NCEI added Alaska climate divisions to its nClimDiv dataset on Friday, March 6, 2015, coincident with the release of the February 2015 monthly monitoring report. For more information on this data, please visit the Alaska Climate Divisions FAQ.
During April, below-average temperatures were observed across the East early in the month with above-average temperatures later in the month. In the West, above-average temperatures were observed for most of April, especially in the Northwest, which caused an early melt of the mountain snowpack. Several snow storms impacted the high elevations of the Central Rockies, boosting the end of season snowpack. According to NOAA's National Snow Analysis, at the beginning of April, 13.1 percent of the contiguous U.S. had snow on the ground — the highest terrain in the Cascade and Sierra Nevada Mountains, the Central and Northern Rockies, and far northern New England. The monthly snow cover dropped to 3.8 percent by the 23rd of the month, but a potent storm in the Rockies and Northern Plains boosted the snow coverage to 13.2 percent of the contiguous U.S by the 28th. On the last day of April, 10.7 percent of the nation was snow covered — the highest terrain in the Cascade and Sierra Nevada Mountains and the Central and Northern Rockies.

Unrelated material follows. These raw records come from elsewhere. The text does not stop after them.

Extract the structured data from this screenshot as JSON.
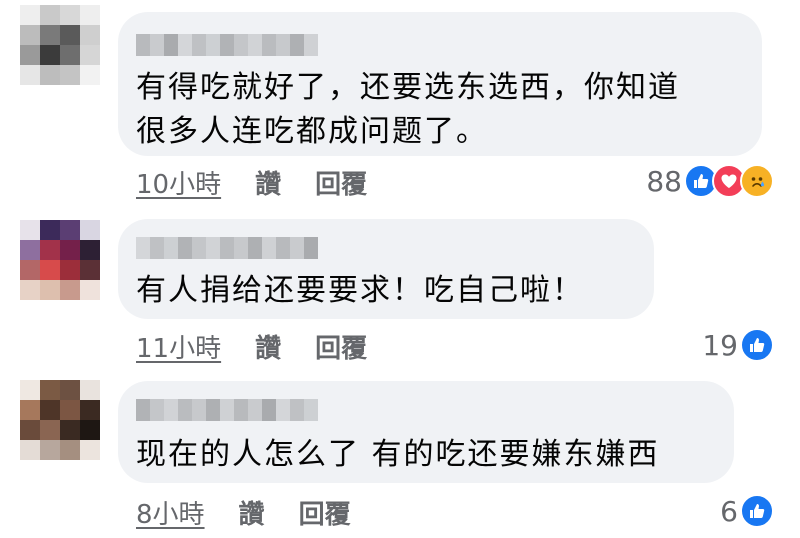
{
  "comments": [
    {
      "text": "有得吃就好了，还要选东选西，你知道\n很多人连吃都成问题了。",
      "time": "10小時",
      "like_label": "讚",
      "reply_label": "回覆",
      "reaction_count": "88",
      "reactions": [
        "like-icon",
        "love-icon",
        "sad-icon"
      ],
      "avatar_colors": [
        "#eeeeee",
        "#c9c9c9",
        "#d8d8d8",
        "#eeeeee",
        "#bcbcbc",
        "#7a7a7a",
        "#5a5a5a",
        "#cfcfcf",
        "#9a9a9a",
        "#3b3b3b",
        "#6e6e6e",
        "#d6d6d6",
        "#e6e6e6",
        "#bdbdbd",
        "#c4c4c4",
        "#f2f2f2"
      ]
    },
    {
      "text": "有人捐给还要要求！吃自己啦！",
      "time": "11小時",
      "like_label": "讚",
      "reply_label": "回覆",
      "reaction_count": "19",
      "reactions": [
        "like-icon"
      ],
      "avatar_colors": [
        "#e7e2ea",
        "#3c2a5a",
        "#5b3e73",
        "#d9d6e2",
        "#8e6f9f",
        "#a2324a",
        "#74204a",
        "#2d2034",
        "#b36767",
        "#d74b4b",
        "#9c2e3a",
        "#5b3036",
        "#e7d2c6",
        "#ddbfae",
        "#c89a8d",
        "#efe2dc"
      ]
    },
    {
      "text": "现在的人怎么了 有的吃还要嫌东嫌西",
      "time": "8小時",
      "like_label": "讚",
      "reply_label": "回覆",
      "reaction_count": "6",
      "reactions": [
        "like-icon"
      ],
      "avatar_colors": [
        "#efe8e2",
        "#7b5a44",
        "#6d5142",
        "#e9e3de",
        "#a6785c",
        "#4e3528",
        "#7c5643",
        "#3b2a22",
        "#6a4b3b",
        "#8a6552",
        "#3a2a22",
        "#1e1713",
        "#e4dcd6",
        "#b7a79d",
        "#a58f80",
        "#ece4de"
      ]
    }
  ]
}
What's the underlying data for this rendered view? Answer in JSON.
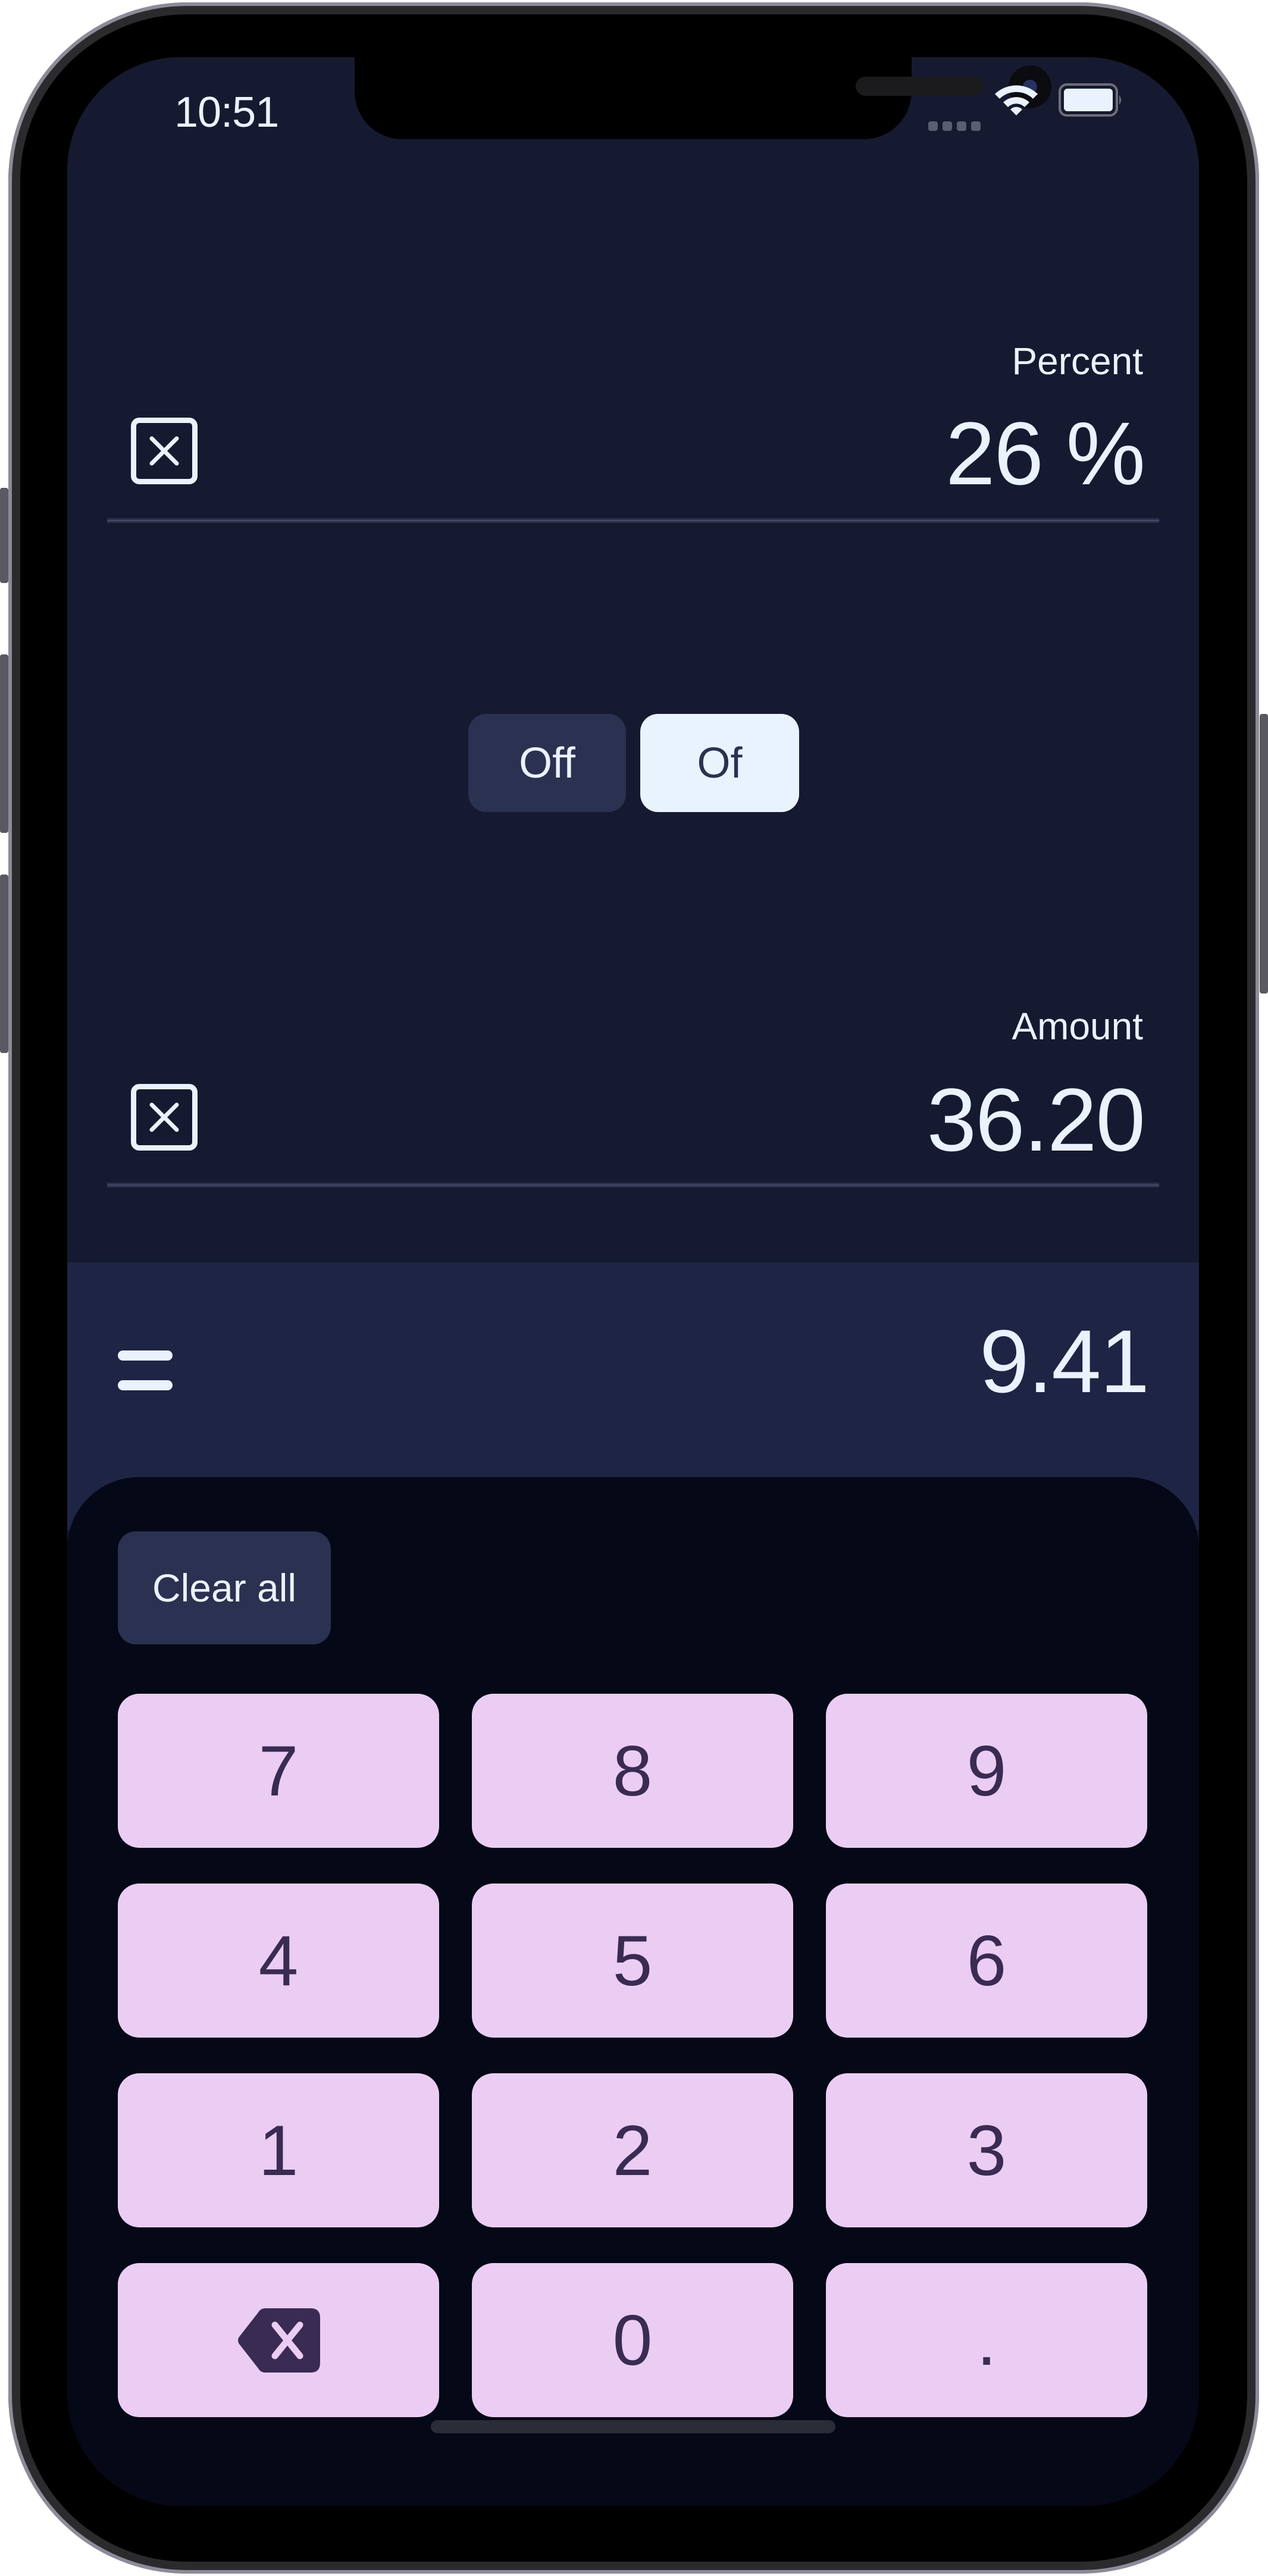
{
  "status_bar": {
    "time": "10:51",
    "icons": [
      "signal-dots-icon",
      "wifi-icon",
      "battery-icon"
    ]
  },
  "percent_field": {
    "label": "Percent",
    "value": "26 %",
    "clear_icon": "clear-box-x-icon"
  },
  "mode_toggle": {
    "options": [
      "Off",
      "Of"
    ],
    "selected": "Of"
  },
  "amount_field": {
    "label": "Amount",
    "value": "36.20",
    "clear_icon": "clear-box-x-icon"
  },
  "result": {
    "icon": "equals-icon",
    "value": "9.41"
  },
  "keypad": {
    "clear_all_label": "Clear all",
    "keys": [
      {
        "label": "7"
      },
      {
        "label": "8"
      },
      {
        "label": "9"
      },
      {
        "label": "4"
      },
      {
        "label": "5"
      },
      {
        "label": "6"
      },
      {
        "label": "1"
      },
      {
        "label": "2"
      },
      {
        "label": "3"
      },
      {
        "label": "",
        "icon": "backspace-icon"
      },
      {
        "label": "0"
      },
      {
        "label": "."
      }
    ]
  },
  "colors": {
    "background": "#161a30",
    "result_band": "#1e2444",
    "keypad_background": "#050816",
    "key_fill": "#ebcdf4",
    "key_text": "#3a2b52",
    "toggle_inactive": "#2b3150",
    "toggle_active": "#e9f3fe",
    "text": "#eaf2fd"
  }
}
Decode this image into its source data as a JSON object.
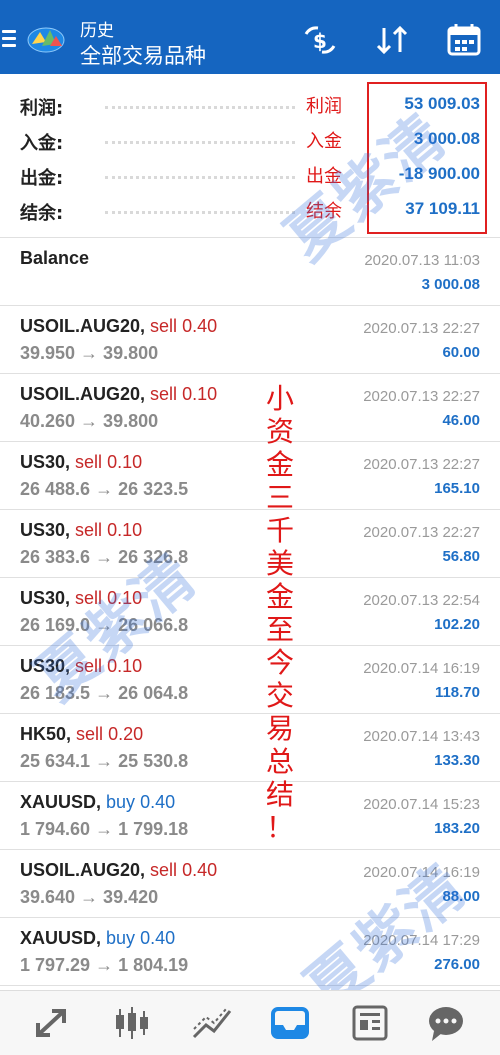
{
  "header": {
    "subtitle": "历史",
    "title": "全部交易品种"
  },
  "summary": {
    "rows": [
      {
        "label": "利润:",
        "annotation": "利润",
        "value": "53 009.03"
      },
      {
        "label": "入金:",
        "annotation": "入金",
        "value": "3 000.08"
      },
      {
        "label": "出金:",
        "annotation": "出金",
        "value": "-18 900.00"
      },
      {
        "label": "结余:",
        "annotation": "结余",
        "value": "37 109.11"
      }
    ]
  },
  "items": [
    {
      "symbol": "Balance",
      "side": "",
      "vol": "",
      "prices": "",
      "date": "2020.07.13 11:03",
      "profit": "3 000.08"
    },
    {
      "symbol": "USOIL.AUG20,",
      "side": "sell",
      "vol": "0.40",
      "prices": "39.950 → 39.800",
      "date": "2020.07.13 22:27",
      "profit": "60.00"
    },
    {
      "symbol": "USOIL.AUG20,",
      "side": "sell",
      "vol": "0.10",
      "prices": "40.260 → 39.800",
      "date": "2020.07.13 22:27",
      "profit": "46.00"
    },
    {
      "symbol": "US30,",
      "side": "sell",
      "vol": "0.10",
      "prices": "26 488.6 → 26 323.5",
      "date": "2020.07.13 22:27",
      "profit": "165.10"
    },
    {
      "symbol": "US30,",
      "side": "sell",
      "vol": "0.10",
      "prices": "26 383.6 → 26 326.8",
      "date": "2020.07.13 22:27",
      "profit": "56.80"
    },
    {
      "symbol": "US30,",
      "side": "sell",
      "vol": "0.10",
      "prices": "26 169.0 → 26 066.8",
      "date": "2020.07.13 22:54",
      "profit": "102.20"
    },
    {
      "symbol": "US30,",
      "side": "sell",
      "vol": "0.10",
      "prices": "26 183.5 → 26 064.8",
      "date": "2020.07.14 16:19",
      "profit": "118.70"
    },
    {
      "symbol": "HK50,",
      "side": "sell",
      "vol": "0.20",
      "prices": "25 634.1 → 25 530.8",
      "date": "2020.07.14 13:43",
      "profit": "133.30"
    },
    {
      "symbol": "XAUUSD,",
      "side": "buy",
      "vol": "0.40",
      "prices": "1 794.60 → 1 799.18",
      "date": "2020.07.14 15:23",
      "profit": "183.20"
    },
    {
      "symbol": "USOIL.AUG20,",
      "side": "sell",
      "vol": "0.40",
      "prices": "39.640 → 39.420",
      "date": "2020.07.14 16:19",
      "profit": "88.00"
    },
    {
      "symbol": "XAUUSD,",
      "side": "buy",
      "vol": "0.40",
      "prices": "1 797.29 → 1 804.19",
      "date": "2020.07.14 17:29",
      "profit": "276.00"
    }
  ],
  "annotation_vertical": [
    "小",
    "资",
    "金",
    "三",
    "千",
    "美",
    "金",
    "至",
    "今",
    "交",
    "易",
    "总",
    "结",
    "！"
  ],
  "watermark": "夏紫清",
  "icons": {
    "menu": "menu-icon",
    "logo": "app-logo-icon",
    "currency": "currency-exchange-icon",
    "sort": "sort-icon",
    "calendar": "calendar-icon",
    "nav": [
      "quotes-icon",
      "chart-icon",
      "trade-icon",
      "history-icon",
      "news-icon",
      "chat-icon"
    ]
  },
  "colors": {
    "appbar": "#1565c0",
    "value_blue": "#1e6fc6",
    "sell_red": "#c62828",
    "annotation_red": "#e01818",
    "active_nav": "#1e88e5"
  }
}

U.S. April Snow Cover Extent Anomalies
Source: Rutgers Global Snow Lab
According to NOAA data analyzed by the Rutgers Global Snow Lab, the April contiguous U.S. snow cover extent was 236,000 square miles, 45,000 square miles below the 1981-2010 average and the 19th smallest in the 50-year period of record. Above-average snow cover was observed for parts of the Great Lakes region, and the Central Plains and Rockies. Below-average snow cover was observed for parts of the Northeast, Northern Plains and Rockies, and the Pacific Northwest.
April 1 Mountain Snowpack
Melting of winter and spring mountain snowpack provides a crucial water source across much of the western United States. The total annual water budget for agriculture and human use in the mountainous West is highly dependent on the amount of snow melt that will occur in spring and is proportional to the amount of snow on the ground. As of May 1st, near-to-below average snowpack was observed across much of the Northwest and Northern Rockies. Near-average snowpack was observed across the Sierra Nevada Mountains, with above-average snowpack across the Central Rockies. Record-warmth limited the snowpack across much of Alaska with snowpack totals less than 25 percent of average across central and southern regions of the state.